Contact Us

Use the form on the right to contact us.

You can edit the text in this area, and change where the contact form on the right submits to, by entering edit mode using the modes on the bottom right. 

           

123 Street Avenue, City Town, 99999

(123) 555-6789

email@address.com

 

You can set your address, phone number, email and site description in the settings tab.
Link to read me page with more information.

Blog

Weather forecasting and analysis, space and historic events, climate information

7:00 AM | **Rain, wind in the Mid-Atlantic region...Joaquin continues to churn over the western Atlantic..."out to sea" solution still most likely**

Paul Dorian

6-Day DC Forecast

Today

Cloudy, windy, quite cool, periods of rain, some of the rain will be heavy at times, highs in the middle 50’s

Tonight

Cloudy, windy, cool, periods of rain, some of the rain will be heavy at times, lows near 50 degrees

Saturday

Cloudy, windy, quite cool, periods of rain still likely, upper 50's

Saturday Night

Cloudy, windy, cool, showers possible, mid-to-upper 50’s

Sunday

Considerable clouds, windy, cool, showers possible, low-to-mid 60’s

Monday

Partly sunny, windy, cool, chance of showers, mid-to-upper 60’s

Tuesday

Partly sunny, pleasant, upper 60’s

Wednesday

Mostly sunny, nice, near 70 degrees

Discussion
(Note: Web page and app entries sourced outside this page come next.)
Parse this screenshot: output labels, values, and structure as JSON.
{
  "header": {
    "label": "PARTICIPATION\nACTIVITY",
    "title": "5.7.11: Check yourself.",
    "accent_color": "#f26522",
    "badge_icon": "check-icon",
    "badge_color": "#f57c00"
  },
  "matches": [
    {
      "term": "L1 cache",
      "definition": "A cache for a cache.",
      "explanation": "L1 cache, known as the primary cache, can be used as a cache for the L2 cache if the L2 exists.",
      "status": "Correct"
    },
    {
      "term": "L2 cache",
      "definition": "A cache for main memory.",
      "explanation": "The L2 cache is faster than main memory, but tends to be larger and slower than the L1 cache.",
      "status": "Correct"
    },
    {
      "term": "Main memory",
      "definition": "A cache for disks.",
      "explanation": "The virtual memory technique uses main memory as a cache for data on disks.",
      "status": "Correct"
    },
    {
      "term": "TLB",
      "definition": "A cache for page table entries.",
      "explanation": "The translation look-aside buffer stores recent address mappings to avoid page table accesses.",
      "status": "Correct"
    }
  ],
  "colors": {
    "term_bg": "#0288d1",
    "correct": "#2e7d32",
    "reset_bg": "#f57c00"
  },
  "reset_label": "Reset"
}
Hurricane Joaquin continues to churn near the Bahama Islands as a category 4 storm and is under the influence of weakening upper-level ridging, but soon it will come under the influence of an upper-level trough. Once this upper-level trough approaches the hurricane, it will likely turn northward and then northeast away from the US east coast. In the meantime, the combination of a cold front, strong high pressure to the north, and a "nor'easter-like" low pressure system will produce heavy rainfall and strong onshore winds in the Mid-Atlantic region right into tomorrow. Rainfall amounts of one to as much as four inches are possible in the I-95 corridor from this setup by later tomorrow (the higher amounts near DC, the lesser amounts near NYC). Winds will remain persistent out of the northeast over the next 24 hours with 35 mph gusts at inland locations and 50 mph gusts at the coast. Farther south, staggering amounts of rain can fall over the next few days with 1-2 feet possible in parts of the Carolinas and widespread flooding is quite likely in that part of the country.

Video

httpv://youtu.be/J_ZTu9d0aWQ